+ VM support; the thin clients will run in VMPlayer and understand that infrastructure. This will allow us to replace NX running on computers on our high speed network. NX will of course continue to be used where we don't have enough bandwidth.
+ Photo management improvements; the simple UI that allows them to move photos into our software will be improved and be more robust.
+ Monitor support; We'll allow for monitors of different resolutions side by side, and also for a portrait monitor to work side by side with a landscape one. Right now this was disabled in order to keep the configurations simple and consistent. But there are some needs for this design.
+ The thin clients will connect to our time server and sync clocks at boot. Previously this was not a big deal because all software was host based, but we want the local apps to know the right time.
+ Local email; the thin clients will email us when they have certain problems. If the Xserver crashes, it will grab a copy of the log files before they're deleted.
+ Detecting power off; if the users power off their thin clients while logged into GNOME we really don't know they have done this.
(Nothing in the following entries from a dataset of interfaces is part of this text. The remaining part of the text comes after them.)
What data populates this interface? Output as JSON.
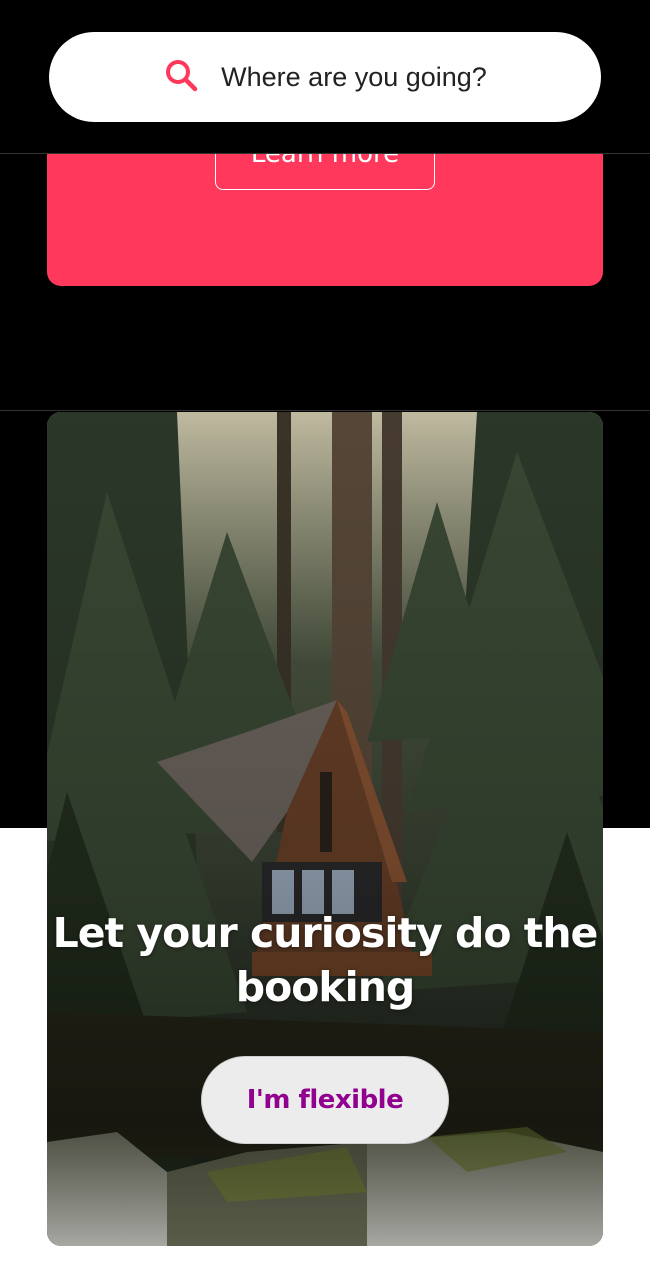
{
  "search": {
    "placeholder": "Where are you going?",
    "icon": "search-icon"
  },
  "promo": {
    "button_label": "Learn more"
  },
  "hero": {
    "title": "Let your curiosity do the booking",
    "button_label": "I'm flexible"
  },
  "colors": {
    "brand": "#ff385c",
    "flexible_text": "#92008f"
  }
}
The button will detect server connection and log this activity.

I'm looking forward to these changes and the challenges ahead in implementing them.

Friday, March 02, 2012
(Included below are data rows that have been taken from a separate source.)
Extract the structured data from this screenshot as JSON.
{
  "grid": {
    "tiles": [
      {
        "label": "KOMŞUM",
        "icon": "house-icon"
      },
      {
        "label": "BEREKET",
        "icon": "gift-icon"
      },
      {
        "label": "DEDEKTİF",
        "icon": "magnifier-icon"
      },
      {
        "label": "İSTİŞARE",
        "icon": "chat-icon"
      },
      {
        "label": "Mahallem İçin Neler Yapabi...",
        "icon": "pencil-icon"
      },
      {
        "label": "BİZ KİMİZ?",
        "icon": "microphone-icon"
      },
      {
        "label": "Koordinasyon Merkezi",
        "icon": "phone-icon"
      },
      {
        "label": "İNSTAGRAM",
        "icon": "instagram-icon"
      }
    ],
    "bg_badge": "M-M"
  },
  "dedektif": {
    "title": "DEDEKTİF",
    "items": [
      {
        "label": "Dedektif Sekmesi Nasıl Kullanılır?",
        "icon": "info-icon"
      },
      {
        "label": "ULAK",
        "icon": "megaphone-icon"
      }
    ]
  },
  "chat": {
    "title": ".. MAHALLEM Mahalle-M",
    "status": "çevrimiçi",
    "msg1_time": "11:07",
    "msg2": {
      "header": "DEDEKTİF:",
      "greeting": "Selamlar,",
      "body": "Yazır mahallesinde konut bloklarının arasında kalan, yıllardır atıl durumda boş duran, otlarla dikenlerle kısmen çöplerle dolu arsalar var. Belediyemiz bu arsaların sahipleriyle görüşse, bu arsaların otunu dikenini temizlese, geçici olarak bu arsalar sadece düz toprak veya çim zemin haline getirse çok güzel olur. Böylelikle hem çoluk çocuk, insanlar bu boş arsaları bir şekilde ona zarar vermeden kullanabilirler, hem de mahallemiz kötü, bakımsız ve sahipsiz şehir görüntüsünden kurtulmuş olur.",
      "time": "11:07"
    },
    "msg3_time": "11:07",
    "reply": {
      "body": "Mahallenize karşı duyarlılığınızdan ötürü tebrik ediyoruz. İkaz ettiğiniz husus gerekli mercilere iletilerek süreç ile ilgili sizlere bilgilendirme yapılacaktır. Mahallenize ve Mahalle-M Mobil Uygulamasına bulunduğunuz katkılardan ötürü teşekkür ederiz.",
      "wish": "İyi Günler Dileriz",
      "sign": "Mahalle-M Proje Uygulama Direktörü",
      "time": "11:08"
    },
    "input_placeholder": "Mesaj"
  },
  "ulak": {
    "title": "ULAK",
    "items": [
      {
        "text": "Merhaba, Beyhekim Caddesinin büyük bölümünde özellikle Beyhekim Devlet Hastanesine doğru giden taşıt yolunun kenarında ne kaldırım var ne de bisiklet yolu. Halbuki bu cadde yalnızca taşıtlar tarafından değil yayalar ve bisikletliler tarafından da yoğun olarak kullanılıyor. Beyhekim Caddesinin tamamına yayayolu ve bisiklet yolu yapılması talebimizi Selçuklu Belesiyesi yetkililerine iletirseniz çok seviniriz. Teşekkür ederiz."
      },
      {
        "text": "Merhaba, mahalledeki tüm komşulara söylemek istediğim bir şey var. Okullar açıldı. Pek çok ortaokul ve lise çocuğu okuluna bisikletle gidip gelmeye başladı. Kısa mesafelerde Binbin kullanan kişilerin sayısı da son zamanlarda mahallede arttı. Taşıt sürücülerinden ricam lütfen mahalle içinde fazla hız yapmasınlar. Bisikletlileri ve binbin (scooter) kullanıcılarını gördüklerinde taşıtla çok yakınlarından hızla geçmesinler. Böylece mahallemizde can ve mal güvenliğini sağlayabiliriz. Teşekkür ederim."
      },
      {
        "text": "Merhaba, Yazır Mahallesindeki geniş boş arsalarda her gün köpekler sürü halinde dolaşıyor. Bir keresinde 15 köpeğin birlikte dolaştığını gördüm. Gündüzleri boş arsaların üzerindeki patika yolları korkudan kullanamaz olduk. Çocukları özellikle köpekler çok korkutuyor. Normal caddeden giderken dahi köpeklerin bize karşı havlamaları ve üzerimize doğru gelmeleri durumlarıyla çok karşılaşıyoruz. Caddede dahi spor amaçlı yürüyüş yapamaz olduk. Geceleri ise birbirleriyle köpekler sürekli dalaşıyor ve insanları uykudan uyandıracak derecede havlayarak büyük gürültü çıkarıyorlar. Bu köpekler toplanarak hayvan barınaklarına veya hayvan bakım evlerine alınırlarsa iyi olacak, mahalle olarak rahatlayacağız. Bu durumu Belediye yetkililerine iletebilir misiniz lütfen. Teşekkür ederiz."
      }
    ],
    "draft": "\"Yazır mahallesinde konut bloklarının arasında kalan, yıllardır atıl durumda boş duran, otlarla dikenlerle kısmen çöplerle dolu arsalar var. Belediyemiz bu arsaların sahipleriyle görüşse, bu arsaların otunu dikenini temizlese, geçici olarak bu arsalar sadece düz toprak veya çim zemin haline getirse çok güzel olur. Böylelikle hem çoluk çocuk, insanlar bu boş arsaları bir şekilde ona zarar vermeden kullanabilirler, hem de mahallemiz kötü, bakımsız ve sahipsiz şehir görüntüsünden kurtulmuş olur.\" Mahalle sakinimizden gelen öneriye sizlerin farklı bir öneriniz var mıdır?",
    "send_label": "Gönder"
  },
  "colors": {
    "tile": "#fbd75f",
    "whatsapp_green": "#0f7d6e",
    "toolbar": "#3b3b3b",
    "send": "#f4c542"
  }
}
LibreOffice QA Creates Better User Interaction

I have been testing LibreOffice 3.5.1 on our server with anticipation of a migration from OpenOffice in the next 30 days. The users are going to like the advancements made in the code base since OpenOffice 3.3 and the migration should go pretty painlessly.

This project has given me time to revisit one of the drawbacks of server based computing from the user perspective -- control over recycling power and resetting software. There are many drawbacks to running software at their desk, but one thing it does is allow them to "reboot" the computer. If LibreOffice locks on a file, all children processes thereafter are dead as well and the end user cannot "fix" this issue. On a PC they'd reboot. Doing something with a process killer is beyond the scope of what most people can do. They don't know what to kill, and how to pick and troubleshoot errant processes. When a user requests a document while another document is already open, the server really can't tell if the first process is running correctly. Consideration is also needed to the fact that we are only staffed from 7am until 5pm with people that can assist with these matters. The previous design was to give them a dialog when a second document opened and ask them if they wanted to kill the previous document. Clunky, but required to ensure off hour users the ability to fix their sessions. My mindset since OpenOffice went live was that I needed something like notify-send that had a pushbutton trigger on a timer. With resources allocated to installing LibreOffice, I created my own with Python/Glade. Instead of something intrusive, they get a popup in the lower left corner when they launch a second document. If everything is working fine, they leave the dialog alone and it closes after 5 seconds. If the first process is locked, they can click on [ Terminate All LibreOffice Sessions ] and it does exactly that.

As time allows, I'm going to see if I can file a feature request to make it so that children process of LibreOffice can "poll" the parent and see if he is alive and then reset itself if required. This would solve issues and remove the dialogs completely.

I have been revisiting other dialogs and messages on the servers and have made changes. Many of these changes have been made because we are now tracking a more information regarding how they are reacting to and using our dialogs. I'll blog more about that in the coming days.